“All persons born or naturalized in the United States, and subject to the jurisdiction thereof, are citizens of the United States and of the State wherein they reside. No State shall make or enforce any law which shall abridge the privileges or immunities of citizens of the United States; nor shall any State deprive any person of life, liberty, or property, without due process of law; nor deny to any person within its jurisdiction the equal protection of the laws.”(wikipedia.org)
As I have been told, the real game changer was the June 26, 2013 ruling by the United States Supreme Court that struck down Section 3 of the Defense of Marriage Act that I posted above; the part that says that marriage is only between one man and one woman. This part I did remember hearing a lot about but, not because of gay marriage. To my best recollection, here in Utah this court decision spurred debate on Utah’s peculiar institution of polygamy.
On December 20, 2013 a federal judge struck down Utah’s constitutional ban on gay marriage. Efforts to stop people from getting married were stymied until the U.S. Supreme Court got involved and blocked people from getting married until this case finally made its way to the 10th Circuit Court of Appeals.
What Does This Mean for Same Sex Marriage in Utah?
And that is where I come in. The ubiquitous casual observer, puzzled and confused, waiting for a decision that may not come for six more weeks. I still don’t know what I personally feel about gay marriage. I cannot see how it hurts me if two men or two women decide to become another marriage statistic in our national divorce rate. I still don’t understand why the government should be involved in marriage in any way, shape, size or form. After all, when it comes right down to brass tacts, isn’t this all just pedestrian contract law? Why should the government be telling anyone who they can and cannot sign a contract with? Where in the Constitution of the United States does it give the Federal Government any right to make a decision about marriage, pro or con.
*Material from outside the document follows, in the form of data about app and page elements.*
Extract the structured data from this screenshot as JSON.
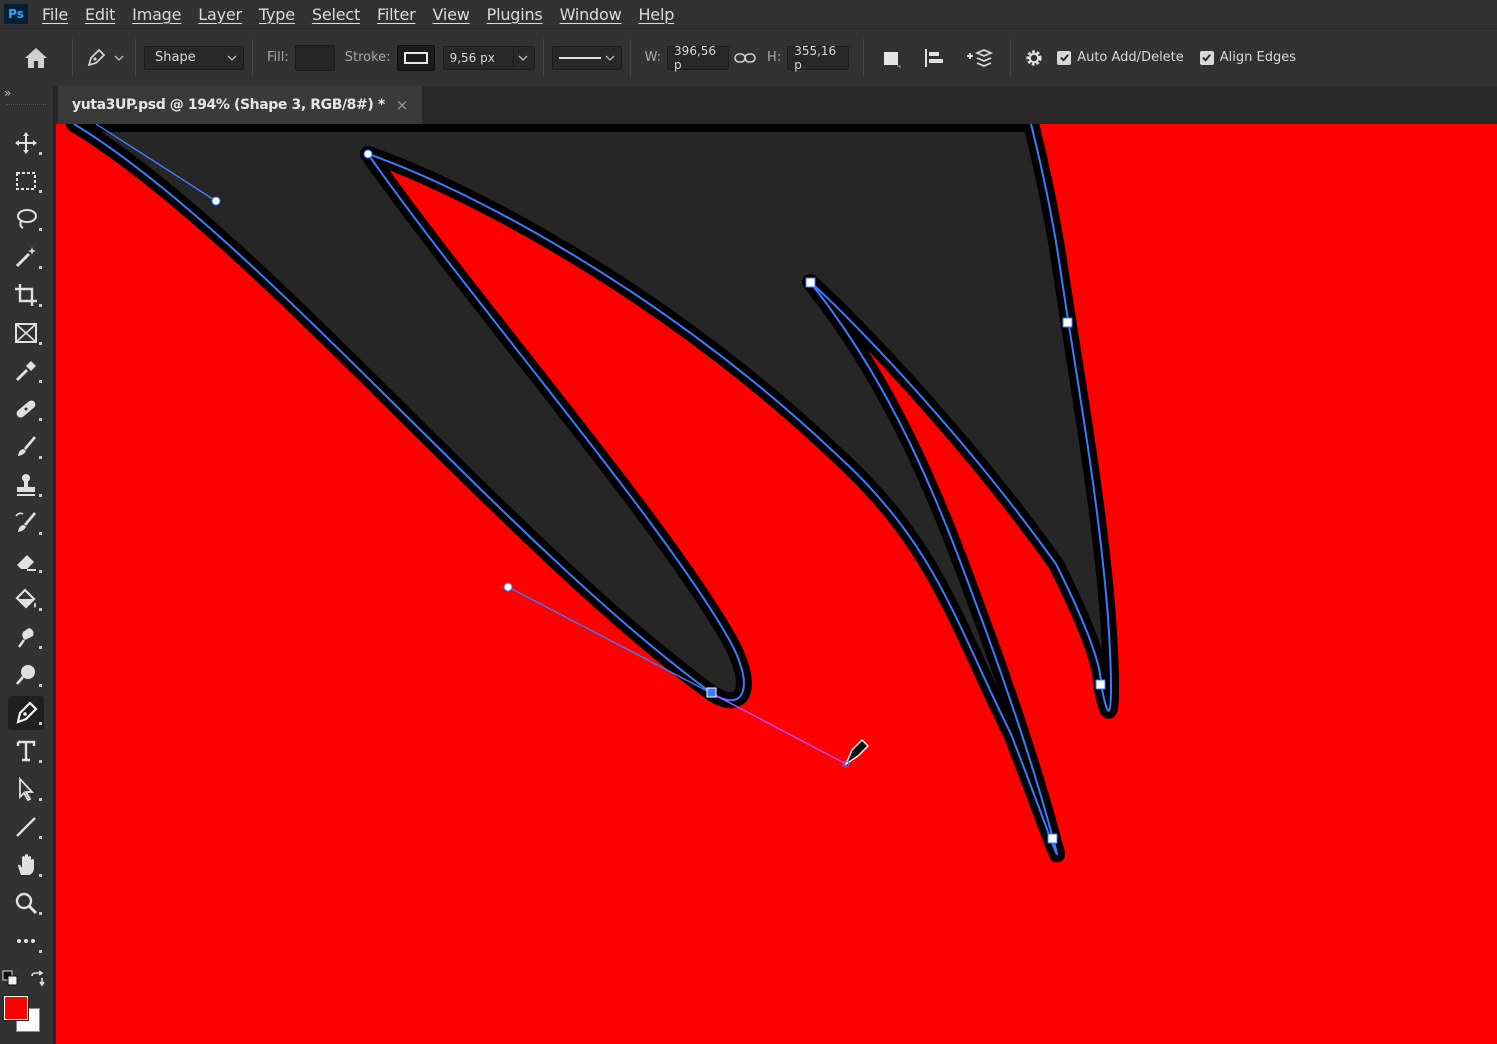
{
  "app": {
    "logo": "Ps"
  },
  "menu": [
    "File",
    "Edit",
    "Image",
    "Layer",
    "Type",
    "Select",
    "Filter",
    "View",
    "Plugins",
    "Window",
    "Help"
  ],
  "options": {
    "mode": "Shape",
    "fill_label": "Fill:",
    "stroke_label": "Stroke:",
    "stroke_width": "9,56 px",
    "w_label": "W:",
    "w_value": "396,56 p",
    "h_label": "H:",
    "h_value": "355,16 p",
    "auto_add_delete": "Auto Add/Delete",
    "align_edges": "Align Edges"
  },
  "document_tab": {
    "title": "yuta3UP.psd @ 194% (Shape 3, RGB/8#) *",
    "close": "×"
  },
  "colors": {
    "canvas": "#ff0000",
    "shape_fill": "#262626",
    "shape_stroke": "#000000",
    "path": "#3a7bff",
    "foreground": "#ff0000",
    "background": "#ffffff"
  },
  "tools": [
    {
      "name": "move-tool",
      "icon": "move-icon"
    },
    {
      "name": "marquee-tool",
      "icon": "rect-marquee-icon"
    },
    {
      "name": "lasso-tool",
      "icon": "lasso-icon"
    },
    {
      "name": "magic-wand-tool",
      "icon": "magic-wand-icon"
    },
    {
      "name": "crop-tool",
      "icon": "crop-icon"
    },
    {
      "name": "frame-tool",
      "icon": "frame-icon"
    },
    {
      "name": "eyedropper-tool",
      "icon": "eyedropper-icon"
    },
    {
      "name": "healing-brush-tool",
      "icon": "bandage-icon"
    },
    {
      "name": "brush-tool",
      "icon": "brush-icon"
    },
    {
      "name": "clone-stamp-tool",
      "icon": "stamp-icon"
    },
    {
      "name": "history-brush-tool",
      "icon": "history-brush-icon"
    },
    {
      "name": "eraser-tool",
      "icon": "eraser-icon"
    },
    {
      "name": "paint-bucket-tool",
      "icon": "bucket-icon"
    },
    {
      "name": "smudge-tool",
      "icon": "smudge-icon"
    },
    {
      "name": "dodge-tool",
      "icon": "dodge-icon"
    },
    {
      "name": "pen-tool",
      "icon": "pen-icon",
      "active": true
    },
    {
      "name": "type-tool",
      "icon": "type-icon"
    },
    {
      "name": "path-selection-tool",
      "icon": "arrow-icon"
    },
    {
      "name": "line-tool",
      "icon": "line-icon"
    },
    {
      "name": "hand-tool",
      "icon": "hand-icon"
    },
    {
      "name": "zoom-tool",
      "icon": "zoom-icon"
    },
    {
      "name": "more-tools",
      "icon": "ellipsis-icon"
    }
  ]
}
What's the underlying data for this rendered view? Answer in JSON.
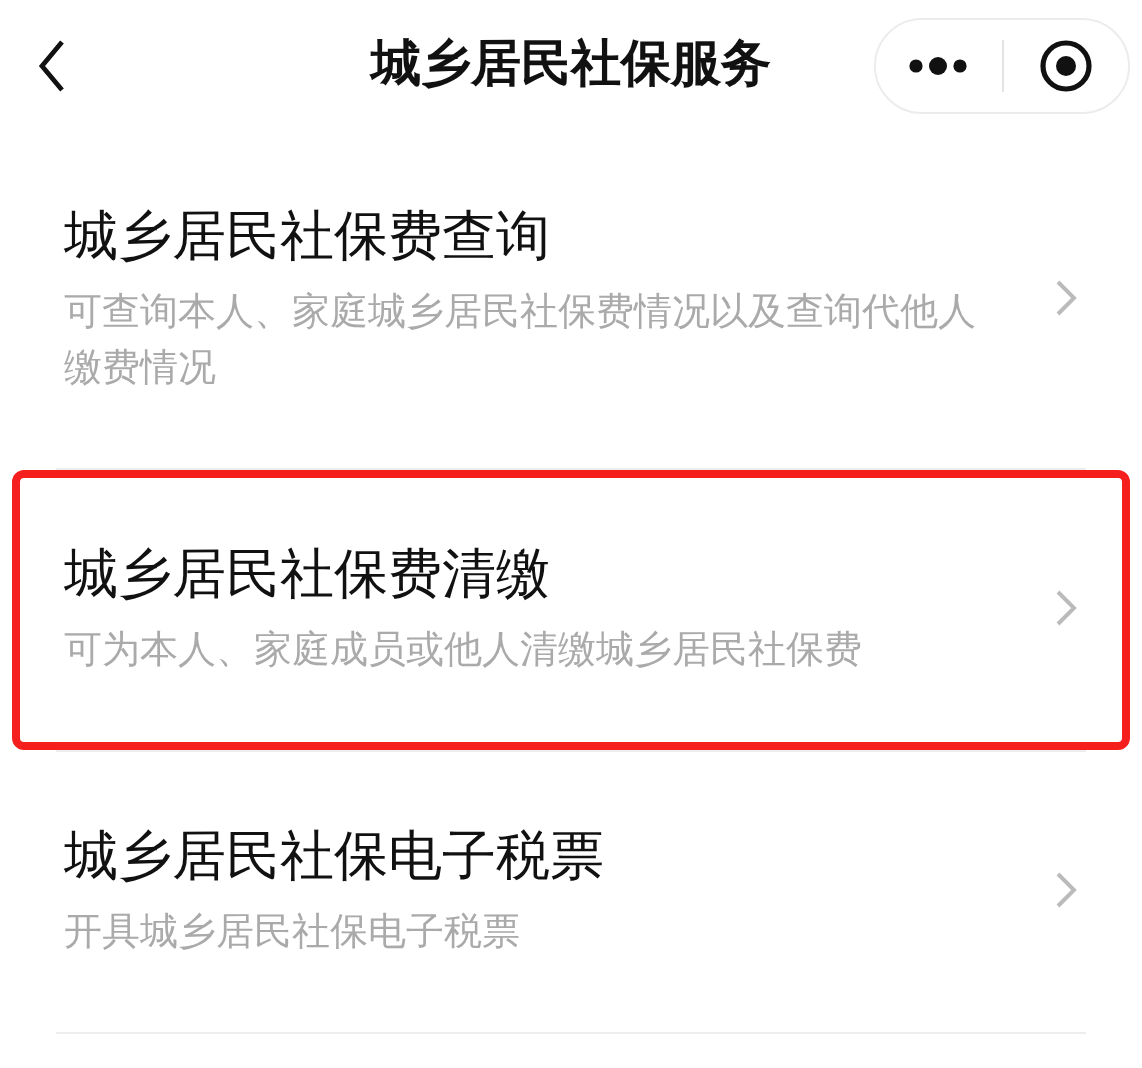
{
  "header": {
    "title": "城乡居民社保服务"
  },
  "items": [
    {
      "title": "城乡居民社保费查询",
      "description": "可查询本人、家庭城乡居民社保费情况以及查询代他人缴费情况",
      "highlighted": false
    },
    {
      "title": "城乡居民社保费清缴",
      "description": "可为本人、家庭成员或他人清缴城乡居民社保费",
      "highlighted": true
    },
    {
      "title": "城乡居民社保电子税票",
      "description": "开具城乡居民社保电子税票",
      "highlighted": false
    }
  ]
}
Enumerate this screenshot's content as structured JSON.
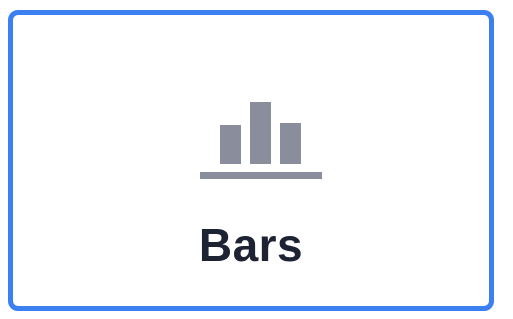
{
  "card": {
    "label": "Bars",
    "icon": "bar-chart-icon",
    "selected": true
  },
  "colors": {
    "selected_border": "#3b7ff0",
    "icon": "#8a8d9c",
    "label_text": "#1e2333",
    "background": "#ffffff"
  }
}
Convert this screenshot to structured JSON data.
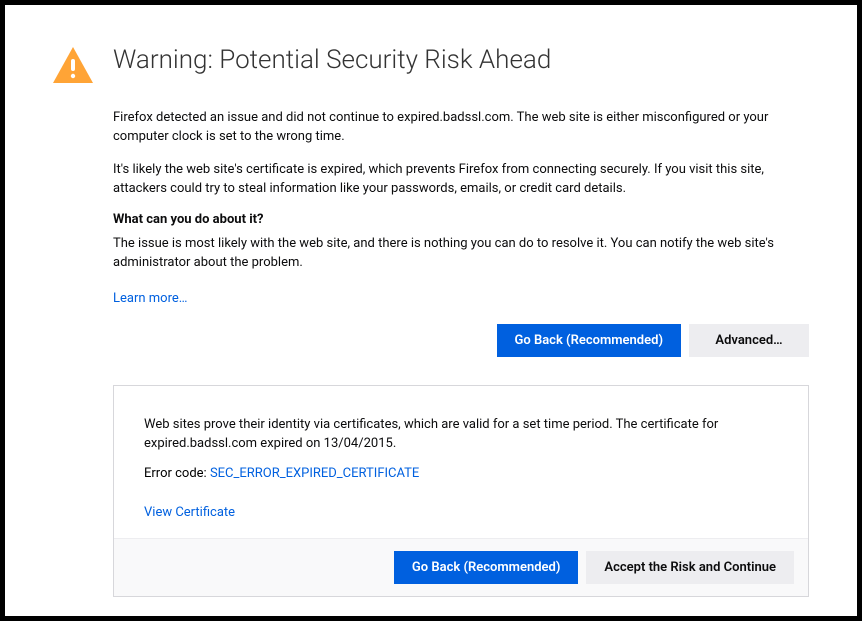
{
  "title": "Warning: Potential Security Risk Ahead",
  "para1": "Firefox detected an issue and did not continue to expired.badssl.com. The web site is either misconfigured or your computer clock is set to the wrong time.",
  "para2": "It's likely the web site's certificate is expired, which prevents Firefox from connecting securely. If you visit this site, attackers could try to steal information like your passwords, emails, or credit card details.",
  "subhead": "What can you do about it?",
  "para3": "The issue is most likely with the web site, and there is nothing you can do to resolve it. You can notify the web site's administrator about the problem.",
  "learn_more": "Learn more…",
  "buttons": {
    "go_back": "Go Back (Recommended)",
    "advanced": "Advanced…",
    "accept_risk": "Accept the Risk and Continue"
  },
  "advanced": {
    "explain": "Web sites prove their identity via certificates, which are valid for a set time period. The certificate for expired.badssl.com expired on 13/04/2015.",
    "error_label": "Error code: ",
    "error_code": "SEC_ERROR_EXPIRED_CERTIFICATE",
    "view_cert": "View Certificate"
  }
}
I read it. I could not find it.
I will tell you what I am concerned about. I think about all those couples in Utah who got married during the brief window in which the act was legal… now forced to wait and see if their vows mean a thing before the eyes of the law. I think about them and I feel bad for those people, because they are living in limbo. Their name change may not be legal, now. What does that do for their social security cards and their tax forms with the I.R.S.? How does this affect adoptions? I know I would much rather have a child go to a nice gay couple than live in the turmoil of our broken foster care system.
Where Do We Go From Here?
I think I will have to update this post periodically between now and the court decision from the 10th Circuit court in Denver Colorado. This whole issue might be decided right there and then, or it might not be decided until the Supreme Court hears the case. We might have to go through this all over again, if this is brought to the American people as an amendment to the United States Constitution at the federal level. What I do know is that I now understand how we got here. Wherever I personally fall on the issue, I know that my stance might be different than yours. I also know that no one should tell any of us how to think and feel on this subject; that is a personal choice. It is up to all of us to look at the law and look into our hearts, then decide for ourselves what we believe. I just hope that, as you choose which side you are on, you do it from a well informed position.